March 3 2013
False Prophets and the End of the World
Remember back in 2011 when radio broadcaster and end-of-the-world prognosticator Harold Camping predicted the world’s end on October 21 yet the day passed with nary a sign of Armageddon?
Last year, the ancient Mayans and a few North American self-proclaimed prophets like Warren Jeffs had various dates in December pegged for the end. Imagine the surprise of their true believers when the sun came up the next day. Did they feel relief? Disappointment? Skepticism (somewhat overdue) toward their leaders? Some no doubt have left the cult while others wait in trepidation for their prophet to predict a new date of apocalypse.
More recently, what did those who believed in the sequestration end-of-the-world feel when they woke up this morning and everything was as they left it last night? Air traffic controllers are still directing flights and no planes have fallen from the sky. Medical research is still going on. Teachers are on their way to work as are health inspectors. National parks are open. Children are getting vaccinated. Government satellites continue to orbit the earth. The day will go on as every other day before it. No need to stay in the bunker.
As for the true believers, are they experiencing relief that the $85 billion cut—a mere 2.3 percent from this year’s $3.6 trillion budget—has not thrown the country into crisis? Or disappointment that the great federal government is not so indispensable that its growth rate cannot be trimmed a little without dire consequences? Will they feel skepticism (somewhat overdue) toward the self-interested politicians who use scare tactics to get what they want and the press that hypes fears for ratings? Some no doubt are now tuning out the fear mongering while others wait for the politicians to cry Armageddon once again.
During the past couple of “crises,” politicians’ fear mongering has successfully prevented any spending cuts while justifying tax hikes. It’s been “A tournament, tournament, a tournament of lies” to quote R.E.M.’s manic song It's the End of the World as We Know It (And I Feel Fine). Tales of fiscal cliffs and government shut-downs have distracted from the real problems ahead like the $16 trillion in national debt, Social Security and Medicare’s fragile financial footing, and yearly trillion plus dollar deficits.
While sequestration may not be the best way to cut an irresponsible $3.6 trillion budget, it has become the only way that politicians will do what is right. Only the House of Representatives has had the courage to cut spending, but it cannot act alone. Incredibly, Senate Democrats and the White House tried to pass a bill yesterday that would have increased spending and raised taxes. Didn’t Congress just raise taxes? Without sequestration, the status quo remains unchallenged and that is a truly scary situation.

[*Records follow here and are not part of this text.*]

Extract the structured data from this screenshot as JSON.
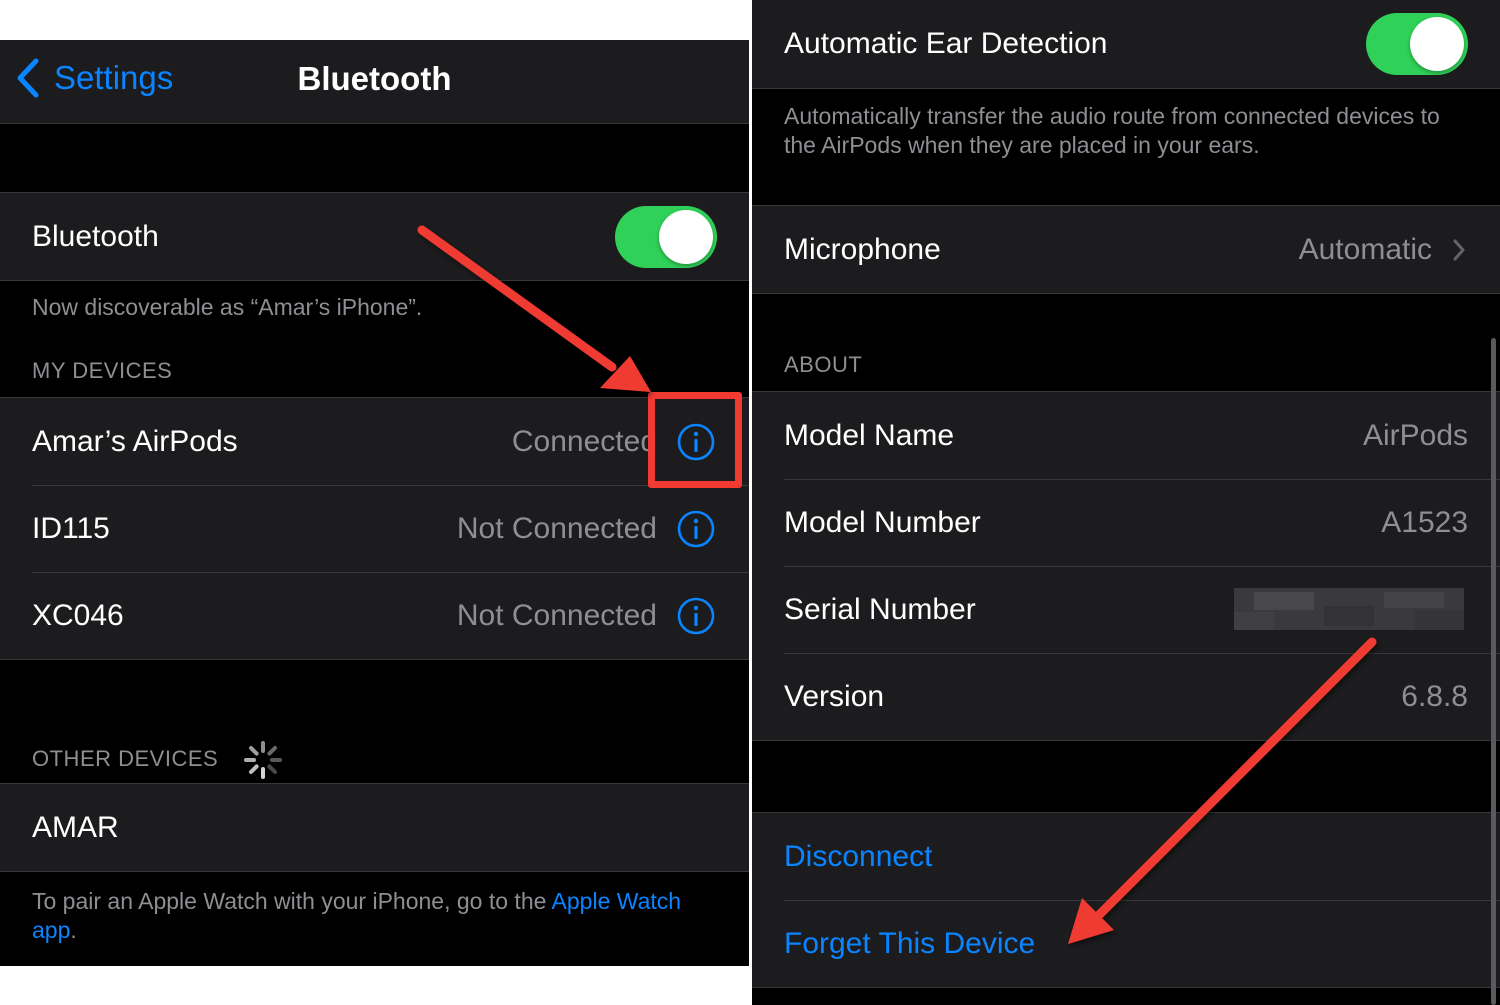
{
  "left": {
    "back_label": "Settings",
    "title": "Bluetooth",
    "bluetooth_label": "Bluetooth",
    "bluetooth_on": true,
    "discoverable_note": "Now discoverable as “Amar’s iPhone”.",
    "my_devices_header": "MY DEVICES",
    "devices": [
      {
        "name": "Amar’s AirPods",
        "status": "Connected"
      },
      {
        "name": "ID115",
        "status": "Not Connected"
      },
      {
        "name": "XC046",
        "status": "Not Connected"
      }
    ],
    "other_devices_header": "OTHER DEVICES",
    "other_devices": [
      {
        "name": "AMAR"
      }
    ],
    "pair_note": "To pair an Apple Watch with your iPhone, go to the ",
    "pair_link": "Apple Watch app",
    "pair_end": "."
  },
  "right": {
    "ear_detection_label": "Automatic Ear Detection",
    "ear_detection_on": true,
    "ear_detection_note": "Automatically transfer the audio route from connected devices to the AirPods when they are placed in your ears.",
    "microphone_label": "Microphone",
    "microphone_value": "Automatic",
    "about_header": "ABOUT",
    "about": [
      {
        "label": "Model Name",
        "value": "AirPods"
      },
      {
        "label": "Model Number",
        "value": "A1523"
      },
      {
        "label": "Serial Number",
        "value": ""
      },
      {
        "label": "Version",
        "value": "6.8.8"
      }
    ],
    "disconnect_label": "Disconnect",
    "forget_label": "Forget This Device"
  },
  "colors": {
    "accent": "#0a84ff",
    "toggle_on": "#30d158",
    "annotation": "#f03a32"
  },
  "icons": [
    "chevron-left-icon",
    "info-icon",
    "spinner-icon",
    "chevron-right-icon"
  ]
}
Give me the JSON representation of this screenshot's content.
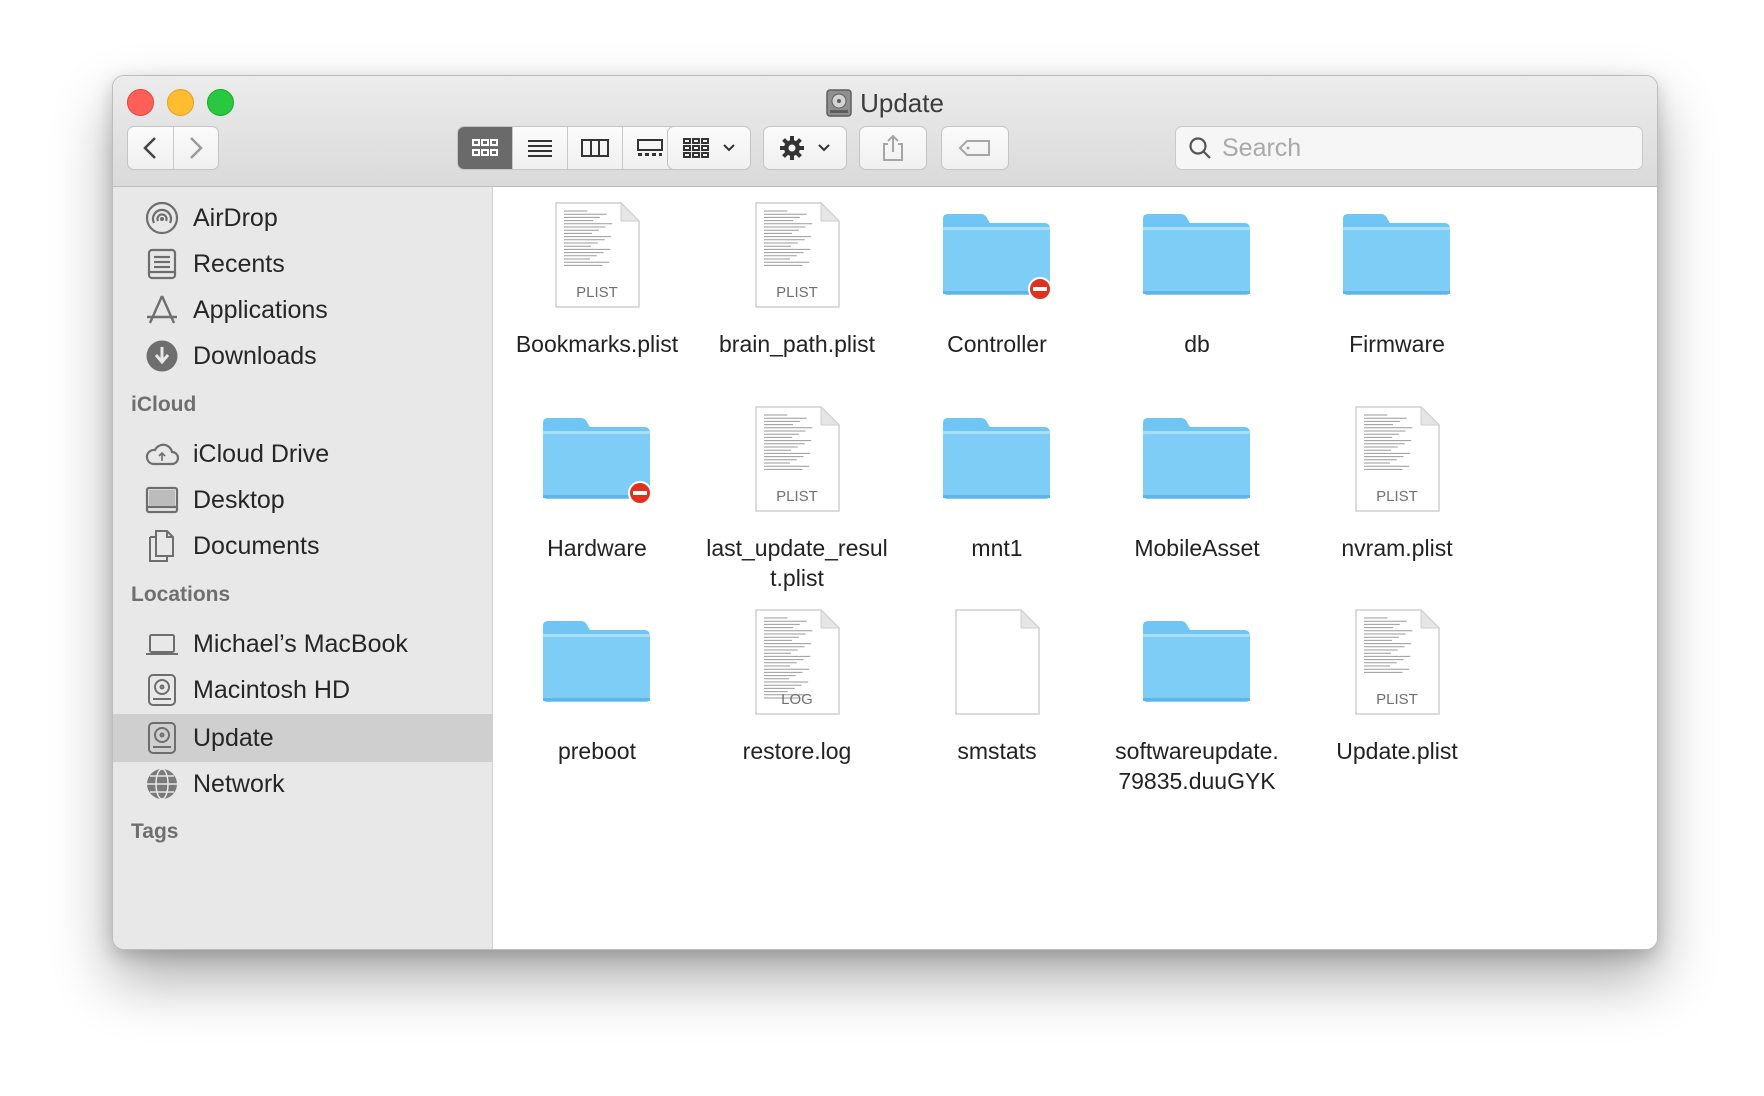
{
  "window": {
    "title": "Update"
  },
  "toolbar": {
    "search_placeholder": "Search"
  },
  "sidebar": {
    "favorites": [
      {
        "label": "AirDrop",
        "icon": "airdrop-icon"
      },
      {
        "label": "Recents",
        "icon": "recents-icon"
      },
      {
        "label": "Applications",
        "icon": "applications-icon"
      },
      {
        "label": "Downloads",
        "icon": "downloads-icon"
      }
    ],
    "icloud_header": "iCloud",
    "icloud": [
      {
        "label": "iCloud Drive",
        "icon": "icloud-drive-icon"
      },
      {
        "label": "Desktop",
        "icon": "desktop-icon"
      },
      {
        "label": "Documents",
        "icon": "documents-icon"
      }
    ],
    "locations_header": "Locations",
    "locations": [
      {
        "label": "Michael’s MacBook",
        "icon": "laptop-icon"
      },
      {
        "label": "Macintosh HD",
        "icon": "hard-drive-icon"
      },
      {
        "label": "Update",
        "icon": "hard-drive-icon",
        "selected": true
      },
      {
        "label": "Network",
        "icon": "network-icon"
      }
    ],
    "tags_header": "Tags"
  },
  "files": [
    {
      "name": "Bookmarks.plist",
      "kind": "plist",
      "badge": "PLIST"
    },
    {
      "name": "brain_path.plist",
      "kind": "plist",
      "badge": "PLIST"
    },
    {
      "name": "Controller",
      "kind": "folder",
      "restricted": true
    },
    {
      "name": "db",
      "kind": "folder"
    },
    {
      "name": "Firmware",
      "kind": "folder"
    },
    {
      "name": "Hardware",
      "kind": "folder",
      "restricted": true
    },
    {
      "name": "last_update_result.plist",
      "kind": "plist",
      "badge": "PLIST"
    },
    {
      "name": "mnt1",
      "kind": "folder"
    },
    {
      "name": "MobileAsset",
      "kind": "folder"
    },
    {
      "name": "nvram.plist",
      "kind": "plist",
      "badge": "PLIST"
    },
    {
      "name": "preboot",
      "kind": "folder"
    },
    {
      "name": "restore.log",
      "kind": "log",
      "badge": "LOG"
    },
    {
      "name": "smstats",
      "kind": "blank"
    },
    {
      "name": "softwareupdate.79835.duuGYK",
      "kind": "folder"
    },
    {
      "name": "Update.plist",
      "kind": "plist",
      "badge": "PLIST"
    }
  ],
  "colors": {
    "folder": "#6fc6f5",
    "close": "#ff5f57",
    "minimize": "#febc2e",
    "zoom": "#28c840",
    "restricted": "#e0301e"
  }
}
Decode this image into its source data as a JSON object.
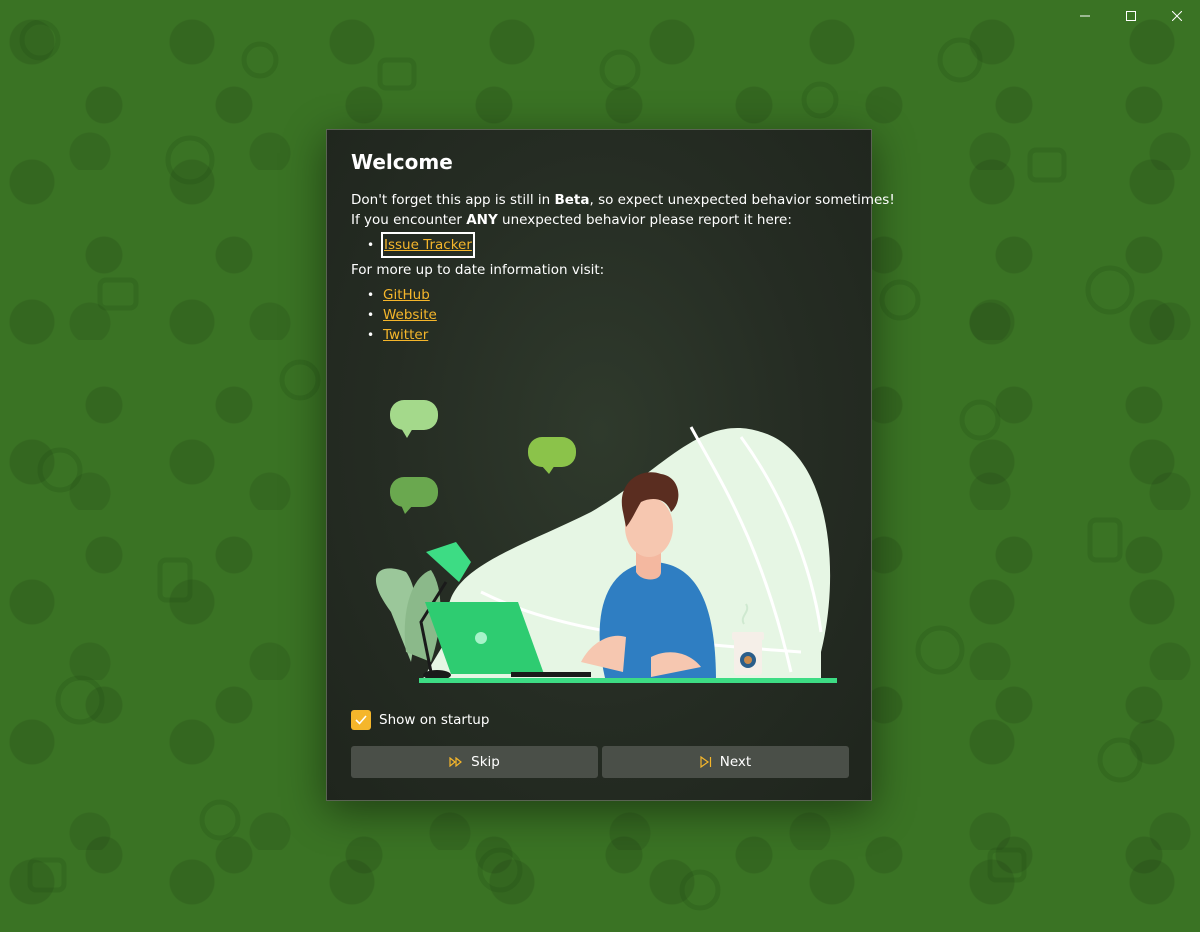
{
  "window": {
    "controls": {
      "minimize_icon": "minimize-icon",
      "maximize_icon": "maximize-icon",
      "close_icon": "close-icon"
    }
  },
  "dialog": {
    "title": "Welcome",
    "line1": {
      "pre": "Don't forget this app is still in ",
      "bold": "Beta",
      "post": ", so expect unexpected behavior sometimes!"
    },
    "line2": {
      "pre": "If you encounter ",
      "bold": "ANY",
      "post": " unexpected behavior please report it here:"
    },
    "report_links": [
      {
        "label": "Issue Tracker"
      }
    ],
    "line3": "For more up to date information visit:",
    "info_links": [
      {
        "label": "GitHub"
      },
      {
        "label": "Website"
      },
      {
        "label": "Twitter"
      }
    ],
    "show_on_startup": {
      "label": "Show on startup",
      "checked": true
    },
    "buttons": {
      "skip": {
        "label": "Skip",
        "icon": "fast-forward-icon"
      },
      "next": {
        "label": "Next",
        "icon": "skip-next-icon"
      }
    }
  },
  "colors": {
    "accent": "#f5b62b",
    "background": "#3a7324",
    "dialog_bg": "#252c23",
    "button_bg": "#4a4f48"
  }
}
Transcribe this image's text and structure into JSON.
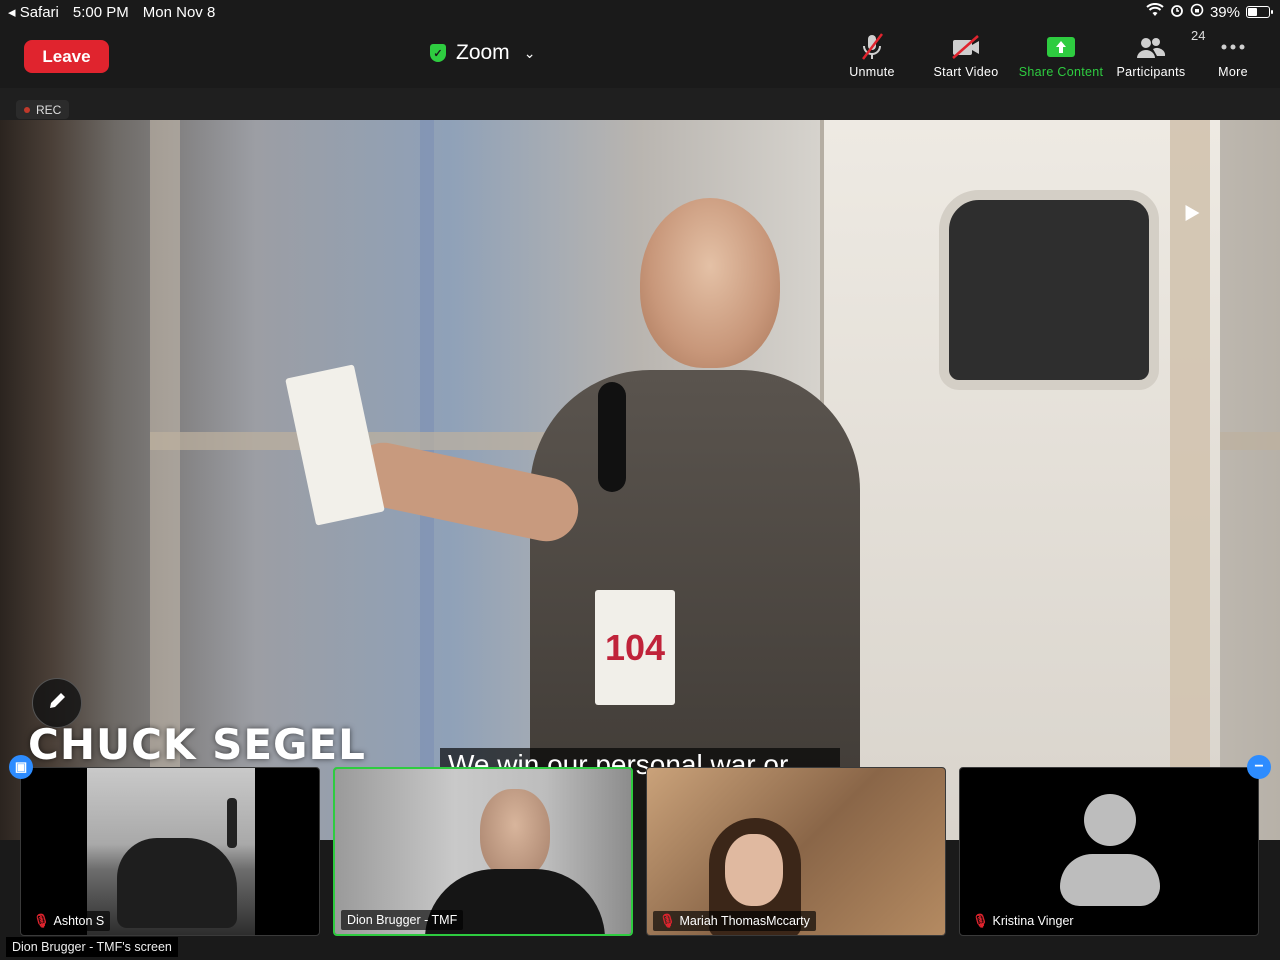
{
  "status_bar": {
    "back_app": "Safari",
    "time": "5:00 PM",
    "date": "Mon Nov 8",
    "battery": "39%",
    "battery_level": 0.39
  },
  "toolbar": {
    "leave_label": "Leave",
    "meeting_title": "Zoom",
    "buttons": {
      "unmute": "Unmute",
      "start_video": "Start Video",
      "share_content": "Share Content",
      "participants": "Participants",
      "participants_count": "24",
      "more": "More"
    }
  },
  "recording": {
    "label": "REC"
  },
  "shared_screen": {
    "name_overlay": "CHUCK SEGEL",
    "caption": "We win our personal war or",
    "bib_number": "104",
    "owner_label": "Dion Brugger - TMF's screen"
  },
  "participants": [
    {
      "name": "Ashton S",
      "muted": true
    },
    {
      "name": "Dion Brugger - TMF",
      "muted": false,
      "active_speaker": true
    },
    {
      "name": "Mariah ThomasMccarty",
      "muted": true
    },
    {
      "name": "Kristina Vinger",
      "muted": true,
      "video": false
    }
  ],
  "colors": {
    "leave": "#e0242e",
    "share_green": "#2ecc40",
    "toolbar_bg": "#1a1a1a",
    "edge_blue": "#2d8cff"
  }
}
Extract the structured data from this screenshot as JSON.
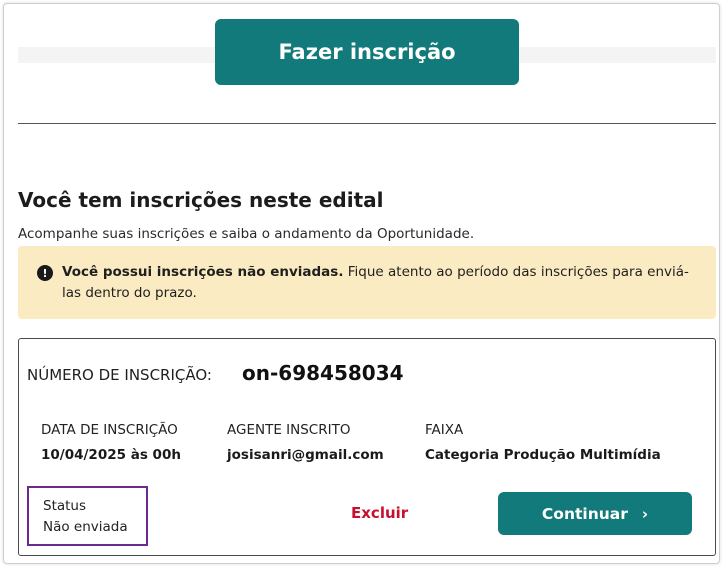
{
  "header": {
    "cta_label": "Fazer inscrição"
  },
  "section": {
    "title": "Você tem inscrições neste edital",
    "subtitle": "Acompanhe suas inscrições e saiba o andamento da Oportunidade."
  },
  "alert": {
    "icon": "exclamation-circle-icon",
    "bold_text": "Você possui inscrições não enviadas.",
    "text": " Fique atento ao período das inscrições para enviá-las dentro do prazo."
  },
  "registration": {
    "number_label": "NÚMERO DE INSCRIÇÃO:",
    "number_value": "on-698458034",
    "date_label": "DATA DE INSCRIÇÃO",
    "date_value": "10/04/2025 às 00h",
    "agent_label": "AGENTE INSCRITO",
    "agent_value": "josisanri@gmail.com",
    "range_label": "FAIXA",
    "range_value": "Categoria Produção Multimídia",
    "status_label": "Status",
    "status_value": "Não enviada",
    "delete_label": "Excluir",
    "continue_label": "Continuar"
  },
  "colors": {
    "primary": "#127a7a",
    "alert_bg": "#fbebc2",
    "danger": "#c8102e",
    "highlight_border": "#6b2a8f"
  }
}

In the end, however, sequestration is insufficient to adequately reduce the deficit. Because it is only a cut in the growth of spending, the government will still spend more taxpayer money next year than it did this year. More cuts in discretionary spending are long overdue and there are countless examples of duplicative and ineffective federal programs and endless corporate and farm subsidies from which lawmakers can choose. Half of the budget, however, is devoted to mandatory spending—Medicare, Social Security, Medicaid, and interest on the debt—all of which is exempt from the sequester. It is clear that lawmakers must summon the will to reform these programs in order to balance the budget now and for the long term. In 2020,interest on the federal debt will rise to $1 trillion a year. Over the next decade the Social Security disability fund and Medicare hospital insurance run out of reserves. In another ten years, Social Security will run dry. The sequester does nothing to stave off these daunting budget crises.
The sequester does, however, prove that government spending can be cut without triggering the end of the world. It shows the crisis mongering on the Left for what it is—a con designed to milk the public for more money.